The U.S. Department of Agriculture (USDA) today released its August World Agricultural Supply and Demand Estimates (WASDE). The monthly report took analysts by surprise, and threw grain markets for a loop.
U.S. Department of Agriculture officials resurveyed planted acreage, following an uproar related to the numbers released earlier this summer. The revised numbers, released with the August World Agricultural Supply and Demand Estimates report, played a role in the shocking corn ending stocks. Brian Grossman, market strategist with Zaner Ag Hedge, explains.
“The biggest shock comes down to the ending stock numbers,” Grossman said. “USDA came to a 2.18 billion bushel ending stock. The average trade was looking for 1.6 billion. Big numbers on that. Yield went higher on a slightly revised, lower acreage number. We’re now looking at an 83 million harvestable (acreage) with 169 for a national average yield, keeping those supplies pretty big.”
Estimates remained steady, when it came to soybeans.
“They did not change soybean yield, and made a small adjustment on acreage. Ending stocks were close to last month’s – Old crop at 1.07 billion and new crop at 755 million,” Grossman said.
Not surprisingly, grain markets had an “ugly” reaction to Monday’s report.
“Corn is limit down in September, December, March May and almost July. Soybeans are taking it rough, down about 12 ½ cents. Meal is down heavy. Wheat is heavy,” Grossman said.
Grossman reminds producers, “We are a long way from final yield.”
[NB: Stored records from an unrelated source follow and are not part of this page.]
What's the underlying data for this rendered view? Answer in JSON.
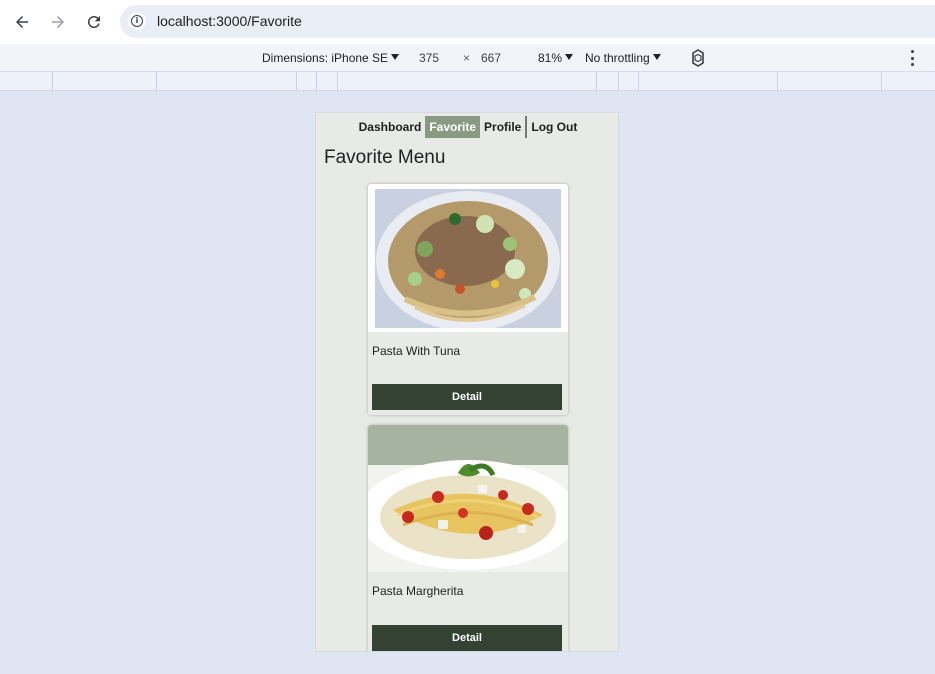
{
  "browser": {
    "url": "localhost:3000/Favorite"
  },
  "device_toolbar": {
    "dimensions_label": "Dimensions: iPhone SE",
    "width": "375",
    "times": "×",
    "height": "667",
    "zoom": "81%",
    "throttling": "No throttling"
  },
  "app": {
    "nav": [
      {
        "label": "Dashboard",
        "active": false
      },
      {
        "label": "Favorite",
        "active": true
      },
      {
        "label": "Profile",
        "active": false
      },
      {
        "label": "Log Out",
        "active": false
      }
    ],
    "page_title": "Favorite Menu",
    "cards": [
      {
        "name": "Pasta With Tuna",
        "button": "Detail"
      },
      {
        "name": "Pasta Margherita",
        "button": "Detail"
      }
    ]
  },
  "colors": {
    "active_nav": "#8a9a82",
    "button_bg": "#344234",
    "app_bg": "#e8eae6",
    "page_bg": "#dfe5f3"
  }
}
“What the USDA says this early, as we all know, has a chance of changing, especially in a year like this,” Grossman said. “Calendar spreads have been selling off for awhile. I’ve been bearish because of the seasonal, and I figured we were going to remain bearish after this report. USDA is throwing in that extra hand to keep the bears on.”